“Our target price implies 23.5x FY2023 P/E, or 1.3 standard deviation above its historical average. This is plausible as ST Engineering’s strong orderbook provides good visibility for growth in the medium term,” writes Chen in his report dated June 6.
“The target price translates to 11.1% upside (total return of 15.0% if including the 3.9% yield) over ST Engineering’s last close price of $4.14 [on June 2], which is at 21.1x FY2023 P/E, or 0.1 standard deviation below its historical average forward P/E of 21.3x,” he adds.
The analyst is positive on the counter’s prospects, as he sees it being a “fine balance” of defence and growth.
“As an anchor supplier to Singapore’s Ministry of Defence and an integrated solutions provider to a number of Singapore governmental agencies, ST Engineering is a strategic cornerstone of the country’s defence and security structure,” the analyst writes.
The counter had demonstrated “good resilience” during the Covid-19 pandemic, and its defence and public security segment is set to grow in tandem with Singapore’s defence spending.
ST Engineering is also set to benefit from the growing demand of international customers amid a volatile global security climate and geopolitical landscape, says Chen.
With a suite of solutions that address the various needs of cities, including their connectivity, mobility, security, infrastructure and environmental needs, ST Engineering is “well poised” to ride the rising demand, he adds.
“In addition, as the world’s leading satcom ground segment technology provider, ST Engineering is at the forefront of the satcom sector’s revolution and is well-positioned to capture business opportunities unlocked by the Low Earth Orbit satellite technology,” Chen writes.
ST Engineering’s commercial aerospace segment is also likely to recover fully by the end of FY2023 ending December 2023, according to the analyst’s estimates.
To him, promising signs include the high utilisation of ST Engineering’s existing airframe maintenance, repair and operations (MRO) capacity, as well as its slots for several freighter conversion programmes having been fully booked till FY2024/FY2025.
Airbus’ ramping up of its aircraft production will benefit ST Engineering’s nacelle original equipment manufacturer (OEM) business, and ST Engineering’s investment in new freighter conversion and MRO capacities will contribute to the revenue recovery during FY2023, says Chen.

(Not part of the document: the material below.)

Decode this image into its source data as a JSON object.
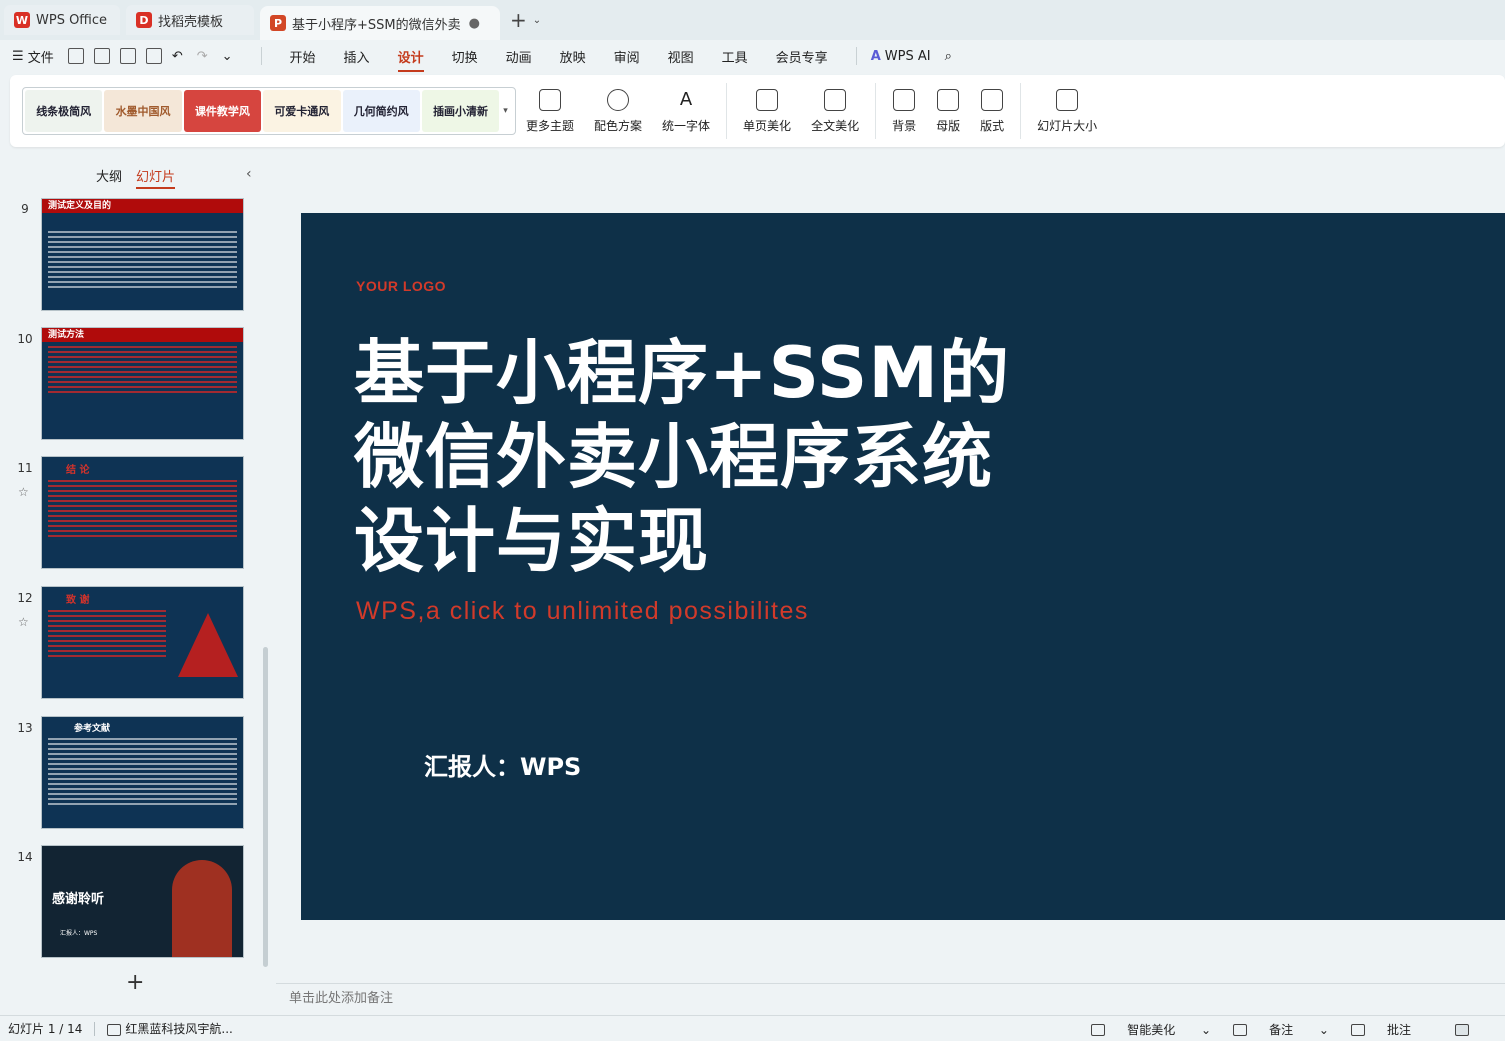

Finally, the group’s record orderbook of $21.3 billion as at the end of the 1QFY2022, provides “good revenue visibility” and underpins Chen’s revenue CAGR projection of 10.9% for FY2022– FY2024.

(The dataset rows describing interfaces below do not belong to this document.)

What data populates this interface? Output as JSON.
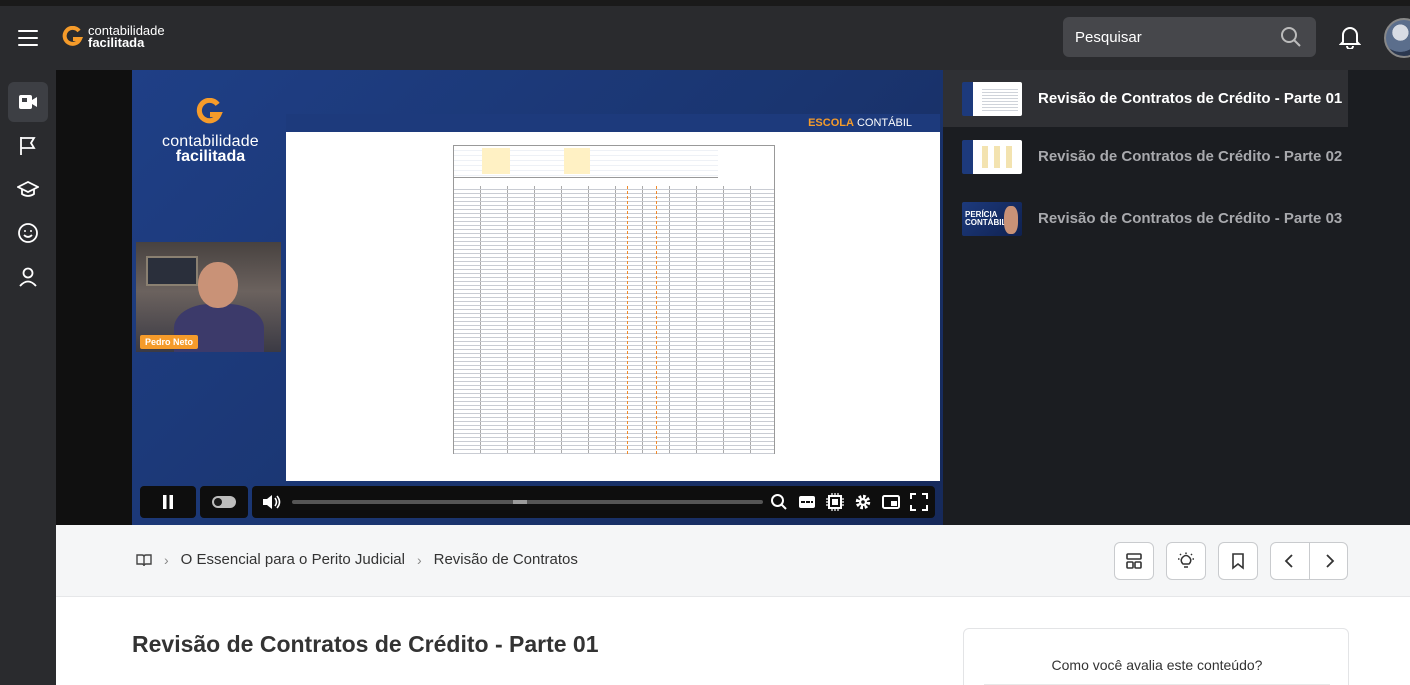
{
  "brand": {
    "line1": "contabilidade",
    "line2": "facilitada",
    "accent": "#f59b2a"
  },
  "search": {
    "placeholder": "Pesquisar"
  },
  "video": {
    "slide_brand_bold": "ESCOLA",
    "slide_brand_rest": " CONTÁBIL",
    "presenter": "Pedro Neto",
    "progress_fraction": 0.0
  },
  "playlist": [
    {
      "title": "Revisão de Contratos de Crédito - Parte 01",
      "active": true
    },
    {
      "title": "Revisão de Contratos de Crédito - Parte 02",
      "active": false
    },
    {
      "title": "Revisão de Contratos de Crédito - Parte 03",
      "active": false
    }
  ],
  "thumb3": {
    "line1": "PERÍCIA",
    "line2": "CONTÁBIL"
  },
  "breadcrumb": {
    "course": "O Essencial para o Perito Judicial",
    "module": "Revisão de Contratos"
  },
  "lesson": {
    "title": "Revisão de Contratos de Crédito - Parte 01"
  },
  "rating": {
    "question": "Como você avalia este conteúdo?"
  }
}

For this, Chen has conservatively forecast a flat core net profit of $526 million for FY2022. The figure excludes one-off gains and losses, but includes the Covid-19 related government grants.
“We expect the positive impact from the improving business performance to be offset by the drop in grants,” Chen writes.
“Excluding the effect of government grants, ST Engineering’s core net profit would have risen 64% y-o-y in FY2022 by our estimate,” he adds.
Moving forward, the analyst has estimated that ST Engineering’s core net profit will grow by 16.7% and 6.1% in FY2023 and FY2024 respectively, driven by revenue growth and margin improvement helped by operating leverage.
The analyst is estimating revenue for FY2022 to reach $9.6 billion, which represents a “remarkable growth” of 24.2% y-o-y, driven by both organic business growth across all business segments as well as fresh contribution from TransCore, which was acquired in March.
“Thereafter, revenue is expected to grow 6.1% and 3.5% in FY2023 and FY2024 respectively, mainly due to organic business growth and higher project deliveries,” he writes.
In his view, catalysts to the counter’s share price include strong contract win momentums, as well as stronger-than-expected earnings growth. Meanwhile, a negative margin surprise due to project cost overruns or failure to pass down cost pressures from inflation, as well as events that may disrupt the recovery of the aviation sector, are downside risks.
Other downside risks include a prolonged global supply chain disruption that may dampen ST Engineering’s growth outlook, as well as the failure to realise growth and synergies from the acquired entities. — Felicia Tan